Background: Mortality associated with depression may be influenced by severity of depression and gender. We investigated the differential impacts on all-cause mortality of late-life depression by the type of depression (major depressive disorder, MDD; minor depressive disorder, MnDD; subsyndromal depression, SSD) and gender after adjusting comorbid conditions in the randomly sampled elderly.
Methods: One thousand community-dwelling elderly individuals were enrolled. Standardized face-to-face clinical interviews, neurological examination, and physical examination were conducted to diagnose depressive disorders and comorbid cognitive disorders. Depressive disorders were diagnosed according to the Diagnostic and Statistical Manual of Mental Disorders-IV (DSM-IV) criteria and SSD to study-specific operational criteria. Five-year survivals were compared between groups using Cox proportional hazards models.
Results: By the end of 2010, 174 subjects (17.4%) died. Depressive disorder (p = 0.001) and its interaction term with gender (p < 0.001) were significant in predicting five-year survival. MDD was an independent risk factor for mortality in men (hazard ratio = 3.65, 95% confidence interval = 1.67–7.96) whereas MnDD and SSD were not when other risk factors were adjusted.

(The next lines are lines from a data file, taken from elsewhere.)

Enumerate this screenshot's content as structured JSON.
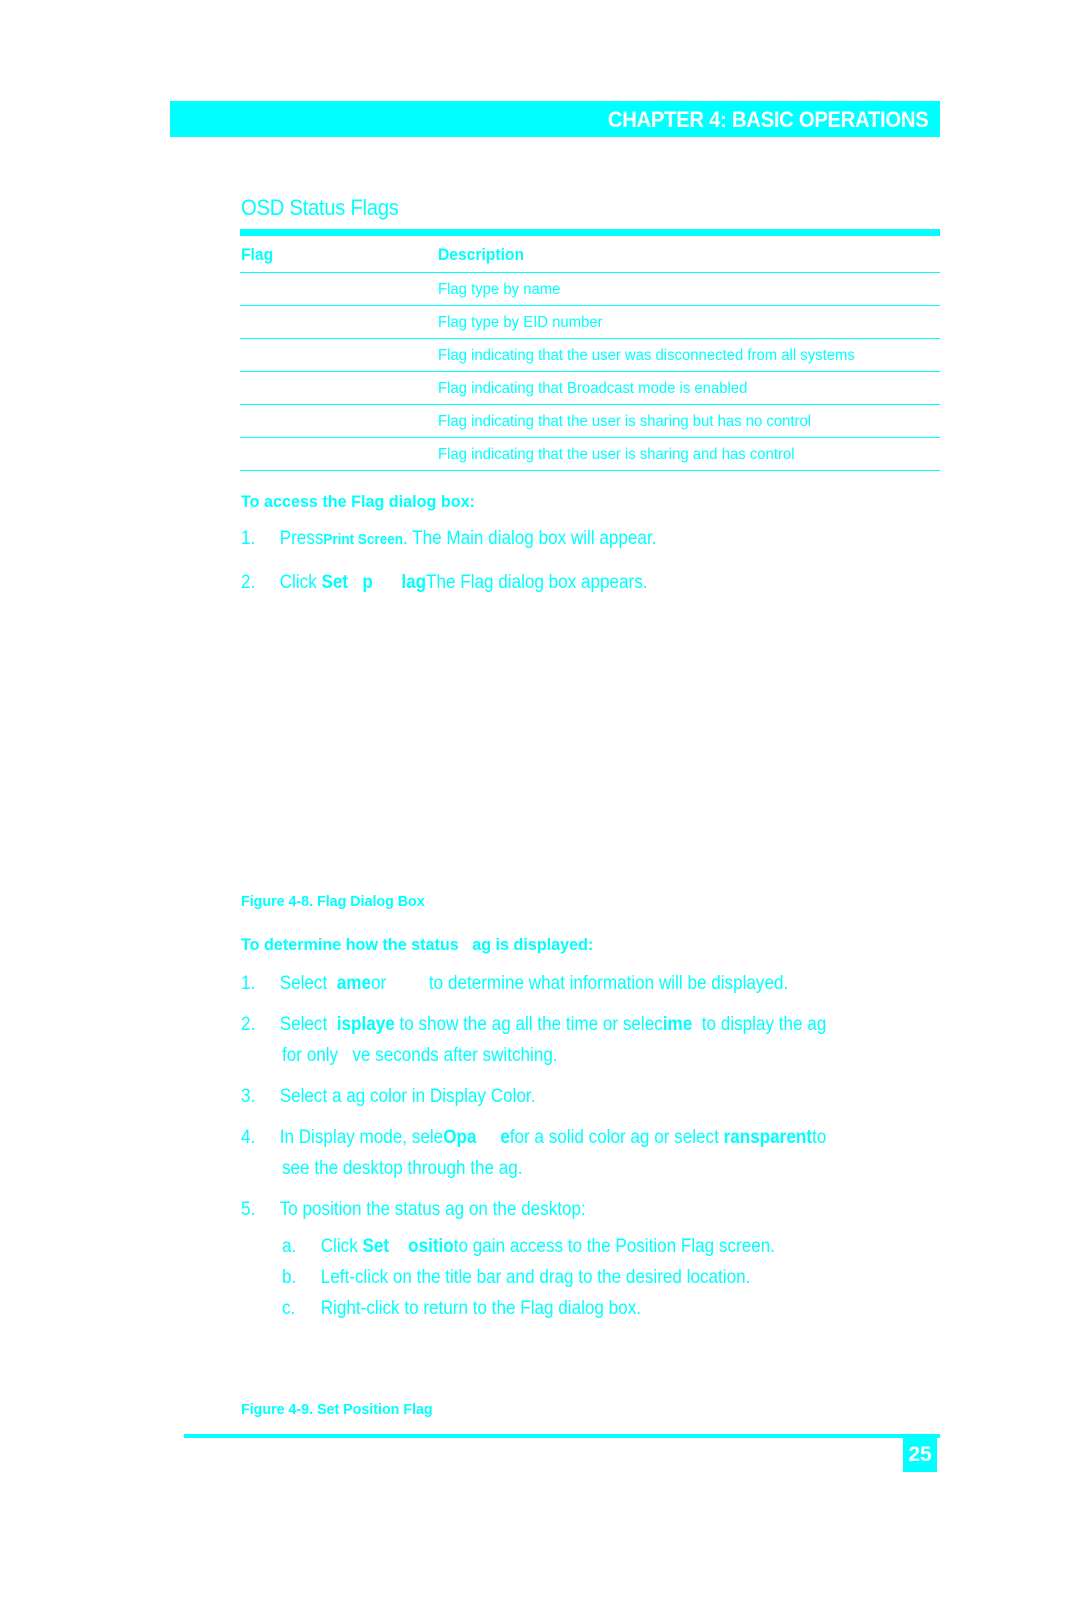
{
  "header": {
    "chapter_title": "CHAPTER 4: BASIC OPERATIONS"
  },
  "section": {
    "title": "OSD Status Flags"
  },
  "flags_table": {
    "headers": [
      "Flag",
      "Description"
    ],
    "rows": [
      {
        "flag": "",
        "description": "Flag type by name"
      },
      {
        "flag": "",
        "description": "Flag type by EID number"
      },
      {
        "flag": "",
        "description": "Flag indicating that the user was disconnected from all systems"
      },
      {
        "flag": "",
        "description": "Flag indicating that Broadcast mode is enabled"
      },
      {
        "flag": "",
        "description": "Flag indicating that the user is sharing but has no control"
      },
      {
        "flag": "",
        "description": "Flag indicating that the user is sharing and has control"
      }
    ]
  },
  "access_procedure": {
    "heading": "To access the Flag dialog box:",
    "steps": [
      {
        "num": "1.",
        "pre": "Press",
        "bold": "Print Screen",
        "post": ". The Main dialog box will appear."
      },
      {
        "num": "2.",
        "pre": "Click ",
        "bold": "Set   p      lag",
        "post": "The Flag dialog box appears."
      }
    ]
  },
  "figure_8": {
    "caption": "Figure 4-8. Flag Dialog Box"
  },
  "display_procedure": {
    "heading": "To determine how the status   ag is displayed:",
    "steps": [
      {
        "num": "1.",
        "parts": [
          {
            "t": "Select  ",
            "b": false
          },
          {
            "t": "ame",
            "b": true
          },
          {
            "t": "or         to determine what information will be displayed.",
            "b": false
          }
        ]
      },
      {
        "num": "2.",
        "parts": [
          {
            "t": "Select  ",
            "b": false
          },
          {
            "t": "isplaye",
            "b": true
          },
          {
            "t": " to show the ag all the time or selec",
            "b": false
          },
          {
            "t": "ime",
            "b": true
          },
          {
            "t": "  to display the ag",
            "b": false
          }
        ],
        "continuation": "for only   ve seconds after switching."
      },
      {
        "num": "3.",
        "parts": [
          {
            "t": "Select a ag color in Display Color.",
            "b": false
          }
        ]
      },
      {
        "num": "4.",
        "parts": [
          {
            "t": "In Display mode, sele",
            "b": false
          },
          {
            "t": "Opa     e",
            "b": true
          },
          {
            "t": "for a solid color ag or select ",
            "b": false
          },
          {
            "t": "ransparent",
            "b": true
          },
          {
            "t": "to",
            "b": false
          }
        ],
        "continuation": "see the desktop through the ag."
      },
      {
        "num": "5.",
        "parts": [
          {
            "t": "To position the status ag on the desktop:",
            "b": false
          }
        ]
      }
    ],
    "substeps": [
      {
        "num": "a.",
        "parts": [
          {
            "t": "Click ",
            "b": false
          },
          {
            "t": "Set    ositio",
            "b": true
          },
          {
            "t": "to gain access to the Position Flag screen.",
            "b": false
          }
        ]
      },
      {
        "num": "b.",
        "parts": [
          {
            "t": "Left-click on the title bar and drag to the desired location.",
            "b": false
          }
        ]
      },
      {
        "num": "c.",
        "parts": [
          {
            "t": "Right-click to return to the Flag dialog box.",
            "b": false
          }
        ]
      }
    ]
  },
  "figure_9": {
    "caption": "Figure 4-9. Set Position Flag"
  },
  "footer": {
    "page_number": "25"
  },
  "colors": {
    "accent": "#00ffff",
    "background": "#ffffff",
    "header_text": "#ffffff"
  }
}
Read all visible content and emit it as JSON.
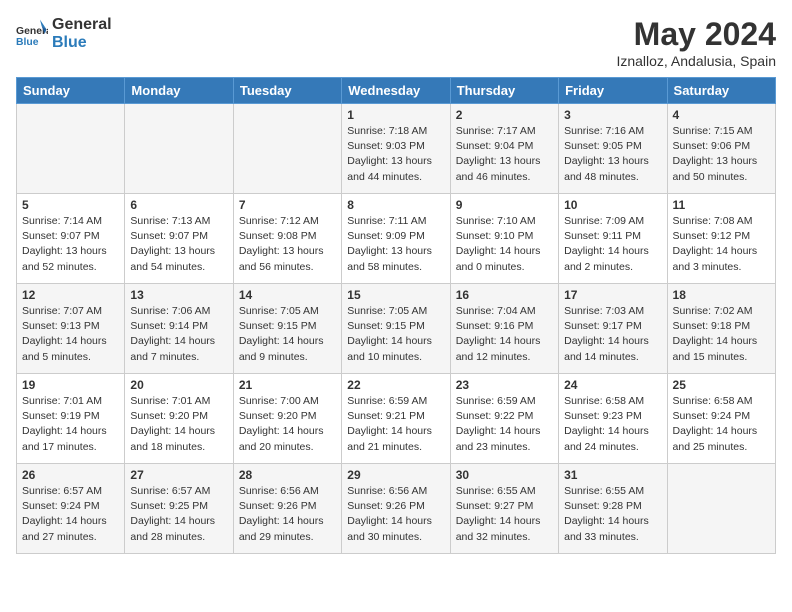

Conclusions: MDD may directly confer the risk of mortality in elderly men whereas non-major depression may be just an indicator of increased mortality in both genders.